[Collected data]
━━━

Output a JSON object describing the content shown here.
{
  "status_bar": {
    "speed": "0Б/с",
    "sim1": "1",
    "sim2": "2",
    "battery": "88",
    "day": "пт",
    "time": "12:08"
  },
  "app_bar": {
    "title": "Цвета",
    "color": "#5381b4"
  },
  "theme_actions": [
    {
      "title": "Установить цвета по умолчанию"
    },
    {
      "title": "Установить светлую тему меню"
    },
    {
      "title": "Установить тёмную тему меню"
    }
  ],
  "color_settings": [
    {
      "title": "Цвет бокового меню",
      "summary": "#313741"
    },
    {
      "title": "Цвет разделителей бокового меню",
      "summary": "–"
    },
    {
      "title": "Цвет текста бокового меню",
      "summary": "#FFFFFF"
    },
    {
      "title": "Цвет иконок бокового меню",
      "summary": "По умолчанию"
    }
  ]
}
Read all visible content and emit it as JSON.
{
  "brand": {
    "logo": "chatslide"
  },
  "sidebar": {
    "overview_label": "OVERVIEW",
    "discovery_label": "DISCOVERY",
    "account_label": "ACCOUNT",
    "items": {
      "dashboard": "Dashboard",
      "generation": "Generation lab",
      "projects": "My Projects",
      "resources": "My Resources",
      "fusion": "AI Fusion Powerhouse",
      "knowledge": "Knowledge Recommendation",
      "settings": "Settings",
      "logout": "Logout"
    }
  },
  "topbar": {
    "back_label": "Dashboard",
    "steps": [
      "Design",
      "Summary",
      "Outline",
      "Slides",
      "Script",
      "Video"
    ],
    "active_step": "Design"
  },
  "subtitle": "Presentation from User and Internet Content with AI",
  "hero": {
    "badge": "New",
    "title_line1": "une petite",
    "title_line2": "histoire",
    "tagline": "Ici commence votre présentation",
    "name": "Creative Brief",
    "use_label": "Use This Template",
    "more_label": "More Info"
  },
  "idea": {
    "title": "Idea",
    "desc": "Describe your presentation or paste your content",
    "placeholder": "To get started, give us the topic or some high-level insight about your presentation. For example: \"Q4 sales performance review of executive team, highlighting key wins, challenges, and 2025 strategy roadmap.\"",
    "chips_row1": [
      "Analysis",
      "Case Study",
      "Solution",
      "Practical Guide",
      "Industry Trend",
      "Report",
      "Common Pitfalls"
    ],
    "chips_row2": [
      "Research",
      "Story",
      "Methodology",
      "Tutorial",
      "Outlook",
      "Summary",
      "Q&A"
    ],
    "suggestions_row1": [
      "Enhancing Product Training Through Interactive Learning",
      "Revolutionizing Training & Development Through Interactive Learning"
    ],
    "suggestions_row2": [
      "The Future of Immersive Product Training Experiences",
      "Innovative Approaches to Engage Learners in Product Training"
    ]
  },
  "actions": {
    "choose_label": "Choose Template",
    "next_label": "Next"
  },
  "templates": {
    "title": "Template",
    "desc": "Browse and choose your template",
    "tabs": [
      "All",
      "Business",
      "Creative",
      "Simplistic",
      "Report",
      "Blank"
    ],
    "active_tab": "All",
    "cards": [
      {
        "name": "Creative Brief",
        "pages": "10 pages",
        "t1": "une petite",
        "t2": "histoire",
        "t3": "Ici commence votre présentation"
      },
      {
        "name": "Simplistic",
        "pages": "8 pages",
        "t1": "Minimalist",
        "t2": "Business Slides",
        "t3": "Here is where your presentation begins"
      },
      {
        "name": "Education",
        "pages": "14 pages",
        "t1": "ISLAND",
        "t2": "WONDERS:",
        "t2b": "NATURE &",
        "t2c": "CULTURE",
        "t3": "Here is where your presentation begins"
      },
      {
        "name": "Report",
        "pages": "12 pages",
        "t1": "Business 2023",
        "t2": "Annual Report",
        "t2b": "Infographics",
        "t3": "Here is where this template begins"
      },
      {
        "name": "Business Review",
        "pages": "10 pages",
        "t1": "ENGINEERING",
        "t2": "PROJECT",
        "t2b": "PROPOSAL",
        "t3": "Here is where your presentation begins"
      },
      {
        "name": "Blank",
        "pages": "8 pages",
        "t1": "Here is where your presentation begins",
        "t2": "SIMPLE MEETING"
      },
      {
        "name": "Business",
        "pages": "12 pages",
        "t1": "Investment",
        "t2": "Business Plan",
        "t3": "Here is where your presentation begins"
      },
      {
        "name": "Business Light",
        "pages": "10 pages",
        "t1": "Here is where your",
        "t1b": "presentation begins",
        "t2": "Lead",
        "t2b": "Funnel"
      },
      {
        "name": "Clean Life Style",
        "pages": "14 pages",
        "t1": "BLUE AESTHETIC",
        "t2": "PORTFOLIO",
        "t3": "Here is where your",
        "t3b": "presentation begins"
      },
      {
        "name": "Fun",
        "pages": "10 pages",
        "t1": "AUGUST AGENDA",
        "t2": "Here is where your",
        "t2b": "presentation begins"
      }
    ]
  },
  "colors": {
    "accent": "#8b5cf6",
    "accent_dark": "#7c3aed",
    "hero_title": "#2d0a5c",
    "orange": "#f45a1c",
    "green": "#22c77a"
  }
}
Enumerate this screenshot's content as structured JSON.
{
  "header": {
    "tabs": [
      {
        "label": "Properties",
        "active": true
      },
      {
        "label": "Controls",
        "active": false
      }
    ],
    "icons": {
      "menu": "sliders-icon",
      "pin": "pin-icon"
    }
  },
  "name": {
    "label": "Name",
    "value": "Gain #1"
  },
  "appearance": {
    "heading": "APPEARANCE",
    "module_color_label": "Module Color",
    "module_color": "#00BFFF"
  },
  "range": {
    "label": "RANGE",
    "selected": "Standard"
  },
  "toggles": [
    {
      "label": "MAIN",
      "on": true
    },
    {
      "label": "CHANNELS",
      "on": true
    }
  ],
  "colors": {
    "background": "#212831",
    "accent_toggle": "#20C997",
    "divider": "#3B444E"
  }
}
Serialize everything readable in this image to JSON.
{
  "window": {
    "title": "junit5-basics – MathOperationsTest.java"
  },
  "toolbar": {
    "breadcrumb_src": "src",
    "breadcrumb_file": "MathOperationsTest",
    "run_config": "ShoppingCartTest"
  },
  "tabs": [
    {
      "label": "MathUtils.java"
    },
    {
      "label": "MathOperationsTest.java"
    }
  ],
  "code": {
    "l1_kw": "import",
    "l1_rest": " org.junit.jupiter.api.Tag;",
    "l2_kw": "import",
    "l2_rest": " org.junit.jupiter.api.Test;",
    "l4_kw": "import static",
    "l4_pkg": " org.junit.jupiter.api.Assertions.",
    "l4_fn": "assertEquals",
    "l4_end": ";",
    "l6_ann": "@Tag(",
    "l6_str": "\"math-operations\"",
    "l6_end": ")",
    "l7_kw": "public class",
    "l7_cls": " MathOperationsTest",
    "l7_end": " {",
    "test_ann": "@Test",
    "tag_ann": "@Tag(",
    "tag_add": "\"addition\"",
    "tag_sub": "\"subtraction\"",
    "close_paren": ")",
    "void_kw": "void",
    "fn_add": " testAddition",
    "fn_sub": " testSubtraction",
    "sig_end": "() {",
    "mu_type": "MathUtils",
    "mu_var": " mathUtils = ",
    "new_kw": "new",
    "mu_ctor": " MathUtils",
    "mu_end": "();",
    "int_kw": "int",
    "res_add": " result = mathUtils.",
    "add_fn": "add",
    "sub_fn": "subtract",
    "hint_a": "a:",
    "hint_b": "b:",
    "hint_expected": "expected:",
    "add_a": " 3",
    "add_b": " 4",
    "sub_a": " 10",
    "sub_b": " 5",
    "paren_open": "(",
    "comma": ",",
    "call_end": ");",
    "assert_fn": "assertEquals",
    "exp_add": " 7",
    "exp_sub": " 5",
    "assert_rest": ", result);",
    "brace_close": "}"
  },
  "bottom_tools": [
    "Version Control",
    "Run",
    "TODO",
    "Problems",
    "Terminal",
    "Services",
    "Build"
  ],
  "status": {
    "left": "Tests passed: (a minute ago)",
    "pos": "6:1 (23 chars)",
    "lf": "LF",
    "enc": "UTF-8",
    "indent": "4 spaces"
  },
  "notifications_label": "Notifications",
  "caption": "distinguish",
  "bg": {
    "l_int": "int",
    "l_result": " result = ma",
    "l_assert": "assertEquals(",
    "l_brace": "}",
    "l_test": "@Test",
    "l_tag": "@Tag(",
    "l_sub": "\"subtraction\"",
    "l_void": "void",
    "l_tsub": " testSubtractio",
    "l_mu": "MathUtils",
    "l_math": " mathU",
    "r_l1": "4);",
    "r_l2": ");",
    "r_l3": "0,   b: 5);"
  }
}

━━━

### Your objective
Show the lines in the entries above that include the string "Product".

### Response to this task
      "Enhancing Product Training Through Interactive Learning",
      "The Future of Immersive Product Training Experiences",
      "Innovative Approaches to Engage Learners in Product Training"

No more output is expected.